As you know, membership is the glue that holds the Illinois State Historical Society together. Your personal commitment to this organization makes all the  difference in what we accomplish from year to year. Thank you for all you do to make Illinois history unforgettable. And please take time this month to renew your ISHS membership. Our future depends on what you do today.

Illinois History Symposium

Co-sponsored by the Illinois State Historical Society and the UIS Alumni SAGE Society

Elaine Evans 0 473 Article rating: No rating

On Tuesday, December 3, the Illinois State Historical Society hosts its annual Illinois History Symposium, in conjunction with a UIS "Lunch and Learn" program. Join us for one or all of the Symposium sessions. Morning and afternoon presentations are free to attend with complimentary snack refreshments. The Lunch and Learn program is $23/person and requires a reservation.  

2019 Illinois Centennial Awards winners honored at ISHS luncheon in Jacksonville

Elaine Evans 0 558 Article rating: No rating

On Saturday, September 14, the Illinois State Historical Society hosted its 35th annual Centennial Business Awards luncheon, this time at Jacksonville's Hamilton's Catering and banquet hall facility. The venue was most appropriate: "Doc" Hamilton started his business in 1913. This year more than 35 applicants sought Centennial status with the Society, and each received a Centennial certificate and a seat at the table.

Illinois Heritage

September–October 2019; Volume 22, Number 5

Elaine Evans 0 748 Article rating: No rating

The September–October issue of Illinois Heritage straddles a couple of centuries, with articles on the Constitutional Convention of 1870, Humanitarian Jane Addams, and the 1949 St. Anthony’s Hospital fire in Effingham. We jump forward and into the past with our interview with Leslie Goddard, an actor who interprets historical figures from three centuries. And we step outside the boundaries of Illinois for a ride on the riverboat Twilight, just to see our state from another point of view.

Thanks to all who have helped make this issue possible, contributors, donors, advertisers, letter writers, and readers. You’re the best. Share your Heritage!
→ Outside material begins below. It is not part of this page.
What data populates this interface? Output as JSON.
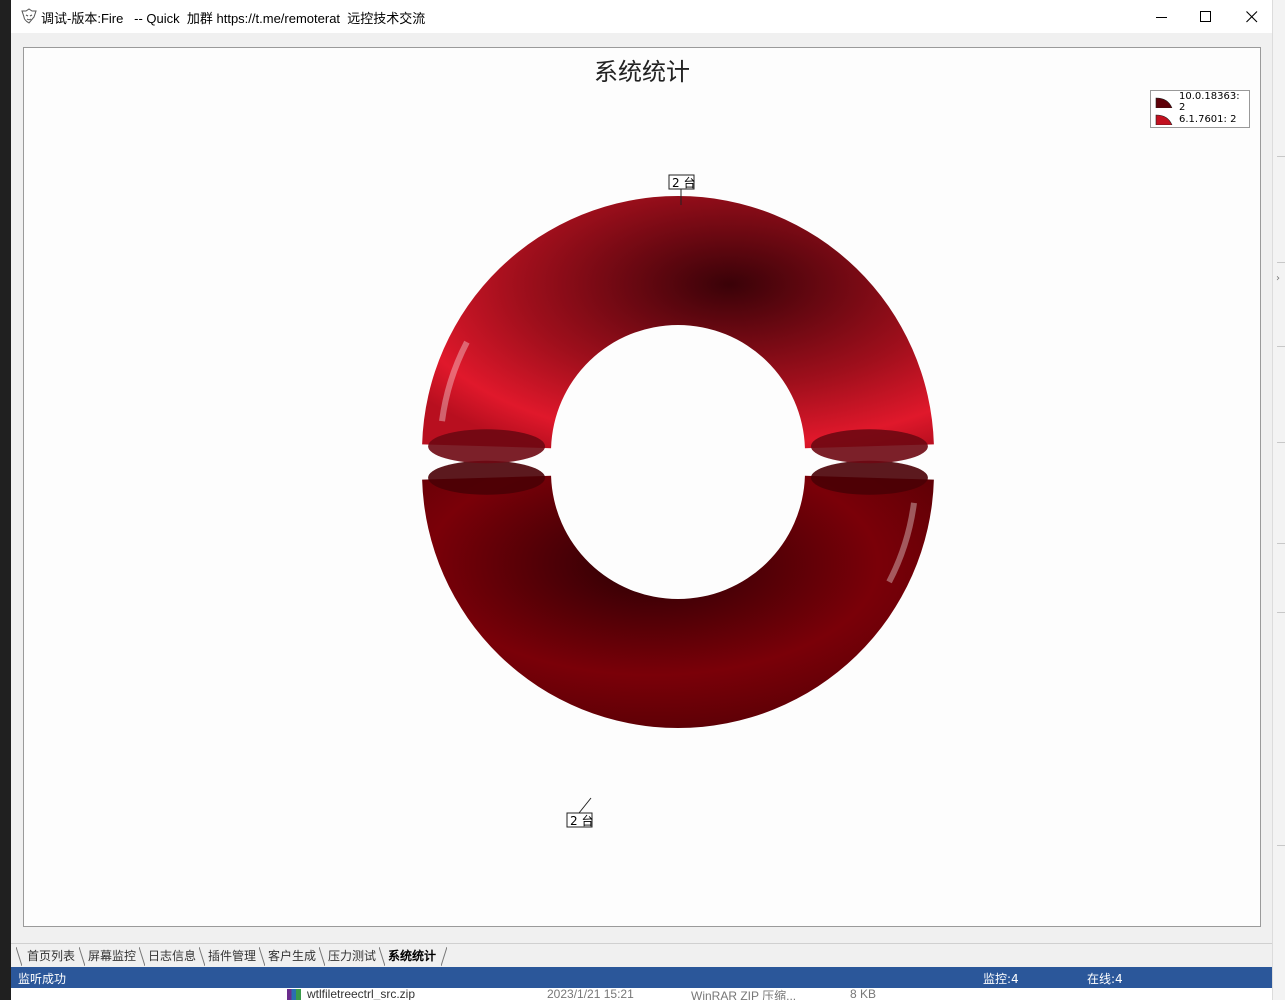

RSS
123456
Terms Of UsePrivacy StatementCopyright 2020 by Illinois State Historical Society
Back To Top